The market rose 2.3% on Wednesday alone – its largest single-session percentage gain so far this year – amid signs that the already tepid economic recovery is slowing further.

So why did the market rally?  Because traders speculated that the Federal Reserve will react to the slowing economy with additional stimulus.

Fed Chairman Ben Bernanke didn’t even hint at any immediate plans for a third round of quantitative easing or any other steps to stimulate the economy.  The European Central Bank (ECB), likewise, left its benchmark interest rate at 1.00%.  However, ECB President Mario Draghi said that actions would be taken if needed.

So the chance that another round of stimulus may take place is enough to boost the market 3%.

S&P 500 Chart

Given that economic growth remains anemic and the unemployment rate is at 8.3% and is generally creeping up, not down, previous rounds of stimulus have had virtually no long-term impact.

Short-term, though, markets love quantitative easing, which makes investments in stocks appear desirable by making investments in other assets undesirable.

So if quantitative easing doesn’t help the economy and provides only a short-term boost to stock prices, maybe the Fed should just float a few rumors … plan a faux round of quantitative easing to give the markets a boost without any cost or harm to the economy.

The Pain in Spain, Part 2

 Spain added to the good-bad news last week, as Fitch downgraded Spain’s debt rating from A to BBB after the country held a successful debt auction.

A teleconference last week between G-7 finance ministers to discuss Spain’s banking system, along with other Eurozone problems, failed to yield any specific plan for addressing the crises, and Fitch followed up yesterday by dropping ratings on two major Spanish banks, Banco Santander S.A. (STD, SAN.MC) and Banco Bilbao Vizcaya Argentaria S.A. (BBVA, BBVA.MC).

The downgrades, from A to BBB, came in spite of a weekend agreement by the Spanish government to a European Union bailout of up to EUR100 billion, or about $125 billion.

Spain joins Greece, Portugal and Ireland in the growing list of bailees.  Soccer anyone?

Compared To What?

Tuesday, June 12th, 2012

The U.S. dollar is the strongest it’s been in a year-and-a-half.  Is this renewed strength a sign of American economic strength?

In a way – but it’s all relative.  The euro broke to a new low recently, and the dollar and the Japanese yen were both stronger, because of a flight to quality.

Japan, which is still recovering from last year’s earthquake and tsunami, has enormous debt, as does the U.S.  So if the dollar and yen are strengthening, it’s a sign that the euro is in deep, deep trouble.
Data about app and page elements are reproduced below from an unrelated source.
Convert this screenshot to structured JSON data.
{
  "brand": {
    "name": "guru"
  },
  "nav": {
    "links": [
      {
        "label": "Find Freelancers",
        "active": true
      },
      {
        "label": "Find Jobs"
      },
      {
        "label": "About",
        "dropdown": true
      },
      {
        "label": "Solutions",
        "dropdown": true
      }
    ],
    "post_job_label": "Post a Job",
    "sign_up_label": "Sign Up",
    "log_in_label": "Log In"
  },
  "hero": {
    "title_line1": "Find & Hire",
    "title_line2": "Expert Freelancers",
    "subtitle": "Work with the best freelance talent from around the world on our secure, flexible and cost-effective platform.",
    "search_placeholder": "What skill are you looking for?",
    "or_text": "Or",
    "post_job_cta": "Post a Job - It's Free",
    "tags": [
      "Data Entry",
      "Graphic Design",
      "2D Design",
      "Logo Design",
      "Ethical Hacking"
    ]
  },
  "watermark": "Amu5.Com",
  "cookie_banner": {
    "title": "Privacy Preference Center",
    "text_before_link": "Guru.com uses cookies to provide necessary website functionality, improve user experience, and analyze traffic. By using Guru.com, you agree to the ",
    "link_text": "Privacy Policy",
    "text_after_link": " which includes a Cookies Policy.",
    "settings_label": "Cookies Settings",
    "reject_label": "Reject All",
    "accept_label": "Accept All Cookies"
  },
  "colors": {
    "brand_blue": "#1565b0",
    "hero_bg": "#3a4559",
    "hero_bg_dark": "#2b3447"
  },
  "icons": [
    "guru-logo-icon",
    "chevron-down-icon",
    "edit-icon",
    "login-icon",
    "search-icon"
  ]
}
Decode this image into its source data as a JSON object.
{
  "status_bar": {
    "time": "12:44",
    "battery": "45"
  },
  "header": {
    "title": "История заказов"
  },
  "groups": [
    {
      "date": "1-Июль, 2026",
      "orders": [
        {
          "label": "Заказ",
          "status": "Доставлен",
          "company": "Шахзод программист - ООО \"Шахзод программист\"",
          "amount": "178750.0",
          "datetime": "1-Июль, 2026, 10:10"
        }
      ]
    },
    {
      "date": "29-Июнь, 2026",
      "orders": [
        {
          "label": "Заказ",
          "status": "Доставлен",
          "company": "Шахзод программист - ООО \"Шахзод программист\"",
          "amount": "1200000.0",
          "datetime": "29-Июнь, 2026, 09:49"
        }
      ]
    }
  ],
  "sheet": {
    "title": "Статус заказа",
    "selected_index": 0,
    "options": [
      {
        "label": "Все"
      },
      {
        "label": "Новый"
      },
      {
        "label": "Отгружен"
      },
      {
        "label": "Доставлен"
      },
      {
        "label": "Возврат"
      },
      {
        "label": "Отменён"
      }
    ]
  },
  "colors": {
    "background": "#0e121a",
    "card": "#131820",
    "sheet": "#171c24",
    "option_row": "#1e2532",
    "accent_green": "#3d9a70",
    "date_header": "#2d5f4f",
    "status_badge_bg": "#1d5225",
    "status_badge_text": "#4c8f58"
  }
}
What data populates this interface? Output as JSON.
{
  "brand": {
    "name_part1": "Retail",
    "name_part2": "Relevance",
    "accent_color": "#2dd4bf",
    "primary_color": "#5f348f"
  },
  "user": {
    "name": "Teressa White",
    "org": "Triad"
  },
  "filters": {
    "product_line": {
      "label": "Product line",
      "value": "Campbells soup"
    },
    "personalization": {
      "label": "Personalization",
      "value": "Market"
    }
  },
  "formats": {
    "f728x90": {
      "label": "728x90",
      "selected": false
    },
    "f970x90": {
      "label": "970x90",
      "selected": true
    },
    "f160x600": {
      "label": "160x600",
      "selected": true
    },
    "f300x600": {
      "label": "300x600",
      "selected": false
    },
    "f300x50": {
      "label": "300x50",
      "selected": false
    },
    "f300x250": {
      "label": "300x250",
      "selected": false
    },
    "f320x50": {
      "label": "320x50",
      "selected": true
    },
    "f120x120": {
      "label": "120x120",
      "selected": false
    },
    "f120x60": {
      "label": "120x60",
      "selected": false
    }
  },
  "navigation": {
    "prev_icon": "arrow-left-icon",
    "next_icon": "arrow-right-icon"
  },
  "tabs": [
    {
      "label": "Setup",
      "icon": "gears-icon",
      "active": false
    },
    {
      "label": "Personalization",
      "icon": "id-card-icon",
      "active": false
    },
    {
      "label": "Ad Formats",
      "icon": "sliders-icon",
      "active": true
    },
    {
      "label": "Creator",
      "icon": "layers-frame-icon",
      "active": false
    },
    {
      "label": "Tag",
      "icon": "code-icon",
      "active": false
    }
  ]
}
The yield on 10-year U.S. treasury bonds hit a new low recently, at 1.45%, as did the 10-year German bund (1.18%) and the 10-year British gilt (1.53%).

 Is Europe Burning?

Even the ever-bullish MarketWatch was noting a swoon in global markets, due to “fresh concerns that the European currency union is nearer to dissolution.”

As MarketWatch’s David Callaway noted, “Investors are rushing to safe havens in preparation for financial Armageddon, the long-feared run on European bank deposits that is expected to develop once Greeks awake some Monday morning this summer to find out the euros in their bank accounts have turned into devalued drachmas.”

 The Pain in Spain

In addition to growing conjecture that Greece is going to exit the euro, there is growing conjecture that Spain’s banks will need to be bailed out.

Recently, the S&P 500 broke below 1300.  Not coincidentally, at pretty much the same time, the yield on Spanish bonds went much higher.  Shortly afterward, the International Monetary Fund made a statement that it is considering bailing out Spain.  Shortly thereafter, the IMF made a statement denying any potential bailout.

So what’s really happening in Spain?  The answer is anyone’s guess, but if you’re considering investing your life savings in Spanish bonds, you may want to reconsider.

At least the price of oil is dropping.


Key Indexes

YTD (As of 5/30)

S &P
500 (SPX)


Composite (COMP)


Crude oil (NMN: CLN2)


Spain Ibex 35 (XX:IBEX)


Japan Nikkei 225 (JP:100000018)


Hong Kong


Russia RTS


Euro vs. dollar (EURUSD)


Treasurys (return) (10_YEAR)


index (DXY)


CBOE Market
Volatility Index (VIX)